This article first appeared in Accounting Weekly.
Suffering from corruption fatigue yet? You better get used to it, because it looks like the Zondo Commission of inquiry into state capture is just getting started.
This week the commission heard from Angelo Agrizzi (pictured), a former executive with Bosasa and, boy, did he name names.
Bosasa (now called African Global Group) paid R50,000 a month to Communications Minister Nomvula Mokonyane, as well as truck loads of whiskey and liquor. The good people at Bosasa also paid money for funerals for Mokonyane’s family members. Mokonyane, now environment minister, has called the bribery claims “preposterous”.
Agrizzi said no financial benefit was received by the company as a result of these bribes. When he raised this point with his boss Gavin Watson, he was told: “You are in Africa, do as in Africa.” The Watsons, for those too young to know, were treated as heroes in the apartheid years for refusing to play rugby in racially segregated teams. They clearly capitalised on their fame when the ANC got into power.
Who else is alleged to have received money?

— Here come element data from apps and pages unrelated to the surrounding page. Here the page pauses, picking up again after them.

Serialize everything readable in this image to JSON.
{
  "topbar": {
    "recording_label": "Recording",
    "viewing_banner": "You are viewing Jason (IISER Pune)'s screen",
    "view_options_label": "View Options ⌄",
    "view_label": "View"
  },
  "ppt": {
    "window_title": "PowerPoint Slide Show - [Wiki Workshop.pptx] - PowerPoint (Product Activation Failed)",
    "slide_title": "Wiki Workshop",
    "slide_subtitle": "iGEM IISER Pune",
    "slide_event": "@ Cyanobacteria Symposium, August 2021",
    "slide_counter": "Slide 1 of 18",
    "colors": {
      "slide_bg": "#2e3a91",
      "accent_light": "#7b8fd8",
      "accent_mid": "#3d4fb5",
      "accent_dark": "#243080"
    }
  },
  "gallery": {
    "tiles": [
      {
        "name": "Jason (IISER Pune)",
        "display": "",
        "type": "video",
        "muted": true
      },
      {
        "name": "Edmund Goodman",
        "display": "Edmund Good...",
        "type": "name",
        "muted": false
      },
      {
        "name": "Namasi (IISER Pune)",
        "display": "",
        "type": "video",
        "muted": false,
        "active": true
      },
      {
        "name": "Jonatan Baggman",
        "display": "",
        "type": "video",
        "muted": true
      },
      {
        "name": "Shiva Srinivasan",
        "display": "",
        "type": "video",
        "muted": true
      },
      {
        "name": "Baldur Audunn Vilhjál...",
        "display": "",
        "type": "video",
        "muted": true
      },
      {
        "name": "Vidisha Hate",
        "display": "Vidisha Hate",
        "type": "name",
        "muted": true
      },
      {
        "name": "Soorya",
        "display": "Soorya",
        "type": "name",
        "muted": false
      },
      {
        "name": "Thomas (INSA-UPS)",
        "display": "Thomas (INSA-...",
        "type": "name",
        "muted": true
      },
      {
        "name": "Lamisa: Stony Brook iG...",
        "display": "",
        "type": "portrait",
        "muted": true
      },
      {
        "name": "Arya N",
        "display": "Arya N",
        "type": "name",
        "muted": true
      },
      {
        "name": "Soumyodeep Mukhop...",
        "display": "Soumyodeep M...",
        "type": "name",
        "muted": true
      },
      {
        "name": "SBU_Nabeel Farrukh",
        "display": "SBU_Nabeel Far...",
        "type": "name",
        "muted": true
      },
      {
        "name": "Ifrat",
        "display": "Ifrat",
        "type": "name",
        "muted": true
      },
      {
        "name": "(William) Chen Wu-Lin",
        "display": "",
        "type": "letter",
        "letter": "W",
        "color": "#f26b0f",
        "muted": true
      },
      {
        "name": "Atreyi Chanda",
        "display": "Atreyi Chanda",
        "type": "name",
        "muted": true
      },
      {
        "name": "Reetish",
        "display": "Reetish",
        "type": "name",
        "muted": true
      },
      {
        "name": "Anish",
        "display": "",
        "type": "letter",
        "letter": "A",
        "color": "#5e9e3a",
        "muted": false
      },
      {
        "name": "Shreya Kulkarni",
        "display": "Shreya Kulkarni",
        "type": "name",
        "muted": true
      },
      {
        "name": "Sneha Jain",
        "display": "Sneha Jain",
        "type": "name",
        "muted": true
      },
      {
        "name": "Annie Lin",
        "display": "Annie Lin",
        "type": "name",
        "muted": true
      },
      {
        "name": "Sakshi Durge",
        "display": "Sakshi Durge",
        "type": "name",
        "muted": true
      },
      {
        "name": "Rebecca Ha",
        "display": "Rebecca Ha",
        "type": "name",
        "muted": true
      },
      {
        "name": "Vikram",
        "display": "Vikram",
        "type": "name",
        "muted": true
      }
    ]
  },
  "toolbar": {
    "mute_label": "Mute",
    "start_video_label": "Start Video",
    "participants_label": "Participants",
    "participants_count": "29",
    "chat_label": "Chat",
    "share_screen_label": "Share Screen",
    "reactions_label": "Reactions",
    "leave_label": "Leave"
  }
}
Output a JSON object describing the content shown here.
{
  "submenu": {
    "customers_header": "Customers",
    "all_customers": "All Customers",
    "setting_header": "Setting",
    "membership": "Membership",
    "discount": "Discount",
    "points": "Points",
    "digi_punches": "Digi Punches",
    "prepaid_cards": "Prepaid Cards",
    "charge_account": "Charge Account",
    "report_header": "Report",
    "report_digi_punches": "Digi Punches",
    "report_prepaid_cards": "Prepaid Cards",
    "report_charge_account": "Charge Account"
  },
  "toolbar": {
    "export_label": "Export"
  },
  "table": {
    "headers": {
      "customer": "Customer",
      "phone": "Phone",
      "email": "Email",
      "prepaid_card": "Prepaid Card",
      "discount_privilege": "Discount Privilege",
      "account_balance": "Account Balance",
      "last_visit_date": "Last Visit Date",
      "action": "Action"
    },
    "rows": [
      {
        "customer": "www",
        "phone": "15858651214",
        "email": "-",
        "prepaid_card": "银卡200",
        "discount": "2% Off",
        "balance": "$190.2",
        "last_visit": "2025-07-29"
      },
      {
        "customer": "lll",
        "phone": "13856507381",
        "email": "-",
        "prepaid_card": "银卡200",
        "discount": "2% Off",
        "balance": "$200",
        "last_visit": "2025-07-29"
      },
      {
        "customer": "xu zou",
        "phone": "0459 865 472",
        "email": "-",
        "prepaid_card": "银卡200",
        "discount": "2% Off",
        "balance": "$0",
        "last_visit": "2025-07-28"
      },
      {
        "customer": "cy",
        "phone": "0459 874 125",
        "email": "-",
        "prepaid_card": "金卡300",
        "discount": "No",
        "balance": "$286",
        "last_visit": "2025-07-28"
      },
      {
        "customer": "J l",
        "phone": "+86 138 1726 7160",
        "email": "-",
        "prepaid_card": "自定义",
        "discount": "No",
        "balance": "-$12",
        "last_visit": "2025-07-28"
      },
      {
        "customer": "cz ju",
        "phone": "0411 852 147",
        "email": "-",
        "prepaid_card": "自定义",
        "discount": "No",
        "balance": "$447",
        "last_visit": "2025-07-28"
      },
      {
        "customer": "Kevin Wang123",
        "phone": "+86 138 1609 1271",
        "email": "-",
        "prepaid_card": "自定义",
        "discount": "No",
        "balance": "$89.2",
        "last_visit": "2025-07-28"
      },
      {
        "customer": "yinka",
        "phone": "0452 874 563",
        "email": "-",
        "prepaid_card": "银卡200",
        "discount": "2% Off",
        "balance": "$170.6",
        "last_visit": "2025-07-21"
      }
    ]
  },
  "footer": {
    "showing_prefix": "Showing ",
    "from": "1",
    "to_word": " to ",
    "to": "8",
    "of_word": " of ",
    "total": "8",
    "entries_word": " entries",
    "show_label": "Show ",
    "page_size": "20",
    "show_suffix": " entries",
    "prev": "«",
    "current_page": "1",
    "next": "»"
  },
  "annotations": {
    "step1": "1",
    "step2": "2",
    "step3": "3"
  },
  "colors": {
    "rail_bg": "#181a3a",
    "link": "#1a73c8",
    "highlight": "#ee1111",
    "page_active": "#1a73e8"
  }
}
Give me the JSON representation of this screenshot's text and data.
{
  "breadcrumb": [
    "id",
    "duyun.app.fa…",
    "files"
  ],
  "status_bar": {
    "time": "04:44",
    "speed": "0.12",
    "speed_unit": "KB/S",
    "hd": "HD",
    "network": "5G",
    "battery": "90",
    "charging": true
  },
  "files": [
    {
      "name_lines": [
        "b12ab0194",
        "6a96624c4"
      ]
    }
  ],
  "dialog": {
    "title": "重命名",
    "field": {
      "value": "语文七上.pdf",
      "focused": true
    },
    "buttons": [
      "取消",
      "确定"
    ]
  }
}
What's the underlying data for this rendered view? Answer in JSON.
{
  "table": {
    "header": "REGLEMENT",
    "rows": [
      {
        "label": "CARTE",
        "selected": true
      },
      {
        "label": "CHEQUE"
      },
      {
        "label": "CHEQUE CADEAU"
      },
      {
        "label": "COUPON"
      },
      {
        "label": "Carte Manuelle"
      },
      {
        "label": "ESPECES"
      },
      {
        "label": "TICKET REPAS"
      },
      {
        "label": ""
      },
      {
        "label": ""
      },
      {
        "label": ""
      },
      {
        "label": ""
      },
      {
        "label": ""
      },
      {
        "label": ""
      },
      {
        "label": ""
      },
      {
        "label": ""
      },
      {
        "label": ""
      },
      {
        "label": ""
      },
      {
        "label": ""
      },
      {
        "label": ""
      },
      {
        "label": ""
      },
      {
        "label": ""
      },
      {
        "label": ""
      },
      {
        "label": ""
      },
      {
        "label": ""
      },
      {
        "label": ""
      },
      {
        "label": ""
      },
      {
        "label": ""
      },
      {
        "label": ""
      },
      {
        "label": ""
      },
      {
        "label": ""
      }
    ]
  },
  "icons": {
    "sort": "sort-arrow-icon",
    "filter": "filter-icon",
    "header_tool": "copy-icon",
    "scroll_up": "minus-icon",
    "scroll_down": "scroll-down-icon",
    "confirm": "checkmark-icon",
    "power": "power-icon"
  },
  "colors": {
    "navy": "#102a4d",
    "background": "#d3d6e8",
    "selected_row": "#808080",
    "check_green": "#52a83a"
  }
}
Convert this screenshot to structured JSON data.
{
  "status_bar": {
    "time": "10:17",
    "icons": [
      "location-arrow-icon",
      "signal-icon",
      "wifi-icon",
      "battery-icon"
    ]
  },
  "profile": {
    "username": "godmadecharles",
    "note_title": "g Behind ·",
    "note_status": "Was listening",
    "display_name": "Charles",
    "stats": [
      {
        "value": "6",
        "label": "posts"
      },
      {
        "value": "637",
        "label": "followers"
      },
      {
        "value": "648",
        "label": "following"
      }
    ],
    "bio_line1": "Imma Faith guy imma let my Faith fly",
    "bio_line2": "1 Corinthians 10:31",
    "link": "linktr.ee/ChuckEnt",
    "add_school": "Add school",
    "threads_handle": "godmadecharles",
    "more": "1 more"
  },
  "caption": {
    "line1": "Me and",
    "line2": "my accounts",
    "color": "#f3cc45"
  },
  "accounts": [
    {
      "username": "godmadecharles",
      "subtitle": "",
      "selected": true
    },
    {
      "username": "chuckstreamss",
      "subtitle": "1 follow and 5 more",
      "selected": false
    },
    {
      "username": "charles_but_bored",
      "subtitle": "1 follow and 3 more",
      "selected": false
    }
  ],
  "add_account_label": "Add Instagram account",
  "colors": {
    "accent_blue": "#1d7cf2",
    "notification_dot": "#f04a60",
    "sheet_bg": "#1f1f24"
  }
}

R500,000 a month went to officials at the Department of Justice and Correctional Services. This increased to R750,000 a month when former SA Revenue Services (Sars) head Tom Moyane was head of correctional services. (Bosasa supplies food and other services to prisons).
Vincent Smith, ANC MP and co-chair of the constitutional review committee looking at the issue of land expropriation, was paid R100,000 a month.
The former CFO of the Department of Correctional Services, Patrick Gillingham, as also on the payroll.
Agrizzi testified that former President Jacob Zuma was paid R300,000; former SAA chair Dudu Myeni received a designer bag stuffed with money.
It was also claimed that former National Prosecuting Authority (NPA) bosses Nomgcobo Jiba and Lawrence Mrwebi were also apparently bribed.
Let’s bear in mind these are untested accusations at this point so the presumption of innocence must be respected. But what a list of names Agrizzi provided. This is starting to show how potentially rotten HMS South Africa has become.
From Corruption Watch:
Among the public entities with senior managers on Bosasa’s payroll, were the South African Post Office (Sapo) and the Airports Company of South Africa (Acsa). Former Sapo CEO Maanda Manyatshe, said Agrizzi, received gifts from himself and then Bosasa head of security Joe Gumede, following a trip the pair had taken to Dubai on business. Sapo’s head of security at the time, Siviwe Mapisa – the brother of the current minister of defence Nosiziviwe Mapisa-Nqakula – also received gifts following the trip. Bosasa, Agrizzi said, had obtained a security tender from Sapo through which they serviced several of their outlets, some of which operated as pension paypoints. Although he would not be drawn to say for sure if Manyatshe was influential in the process through which Bosasa obtained the contract, he was aware of the numerous occasions on which Manyatshe would receive gifts from Bosasa.
Even before the company became known as Bosasa, it had already become involved in dodgy practices. Agrizzi told the inquiry that Chemical, Energy, Paper, Printing, Wood and Allied Workers Union (Ceppwawu) general secretary Simon Mofokeng would receive groceries valued at about R15 000 monthly from the company, then known as Dyambu. This was for his role in a tender the company had bid for, and won, with Sasol’s mining division. Agrizzi had gone to meet a procurement official at Sasol, on the instruction of Watson, soon after he joined the company in 1999. The purpose of the meeting, which seemed pre-arranged, was for Dyambu to be given an opportunity to rectify costing errors in the tender documentation it had submitted to Sasol. The new costing figures had been provided by Mofokeng. The tender was for catering services at a Sasol mining facility. With the corrected figures incorporated, Dyambu won the tender, despite the meeting having happened after the closing date.
“The official was visibly irritated, because they were only doing this because of orders from above,” Agrizzi said. As for Ceppwawu, it was singled out because it was the union with influence at Sasol at the time. Standard practice for Dyambu was to identify a union leader who would mobilise members to destabilise operations at a facility, while demanding the services of a particular service provider (in this case Dyambu), and therefore strong-arming the employer into submission.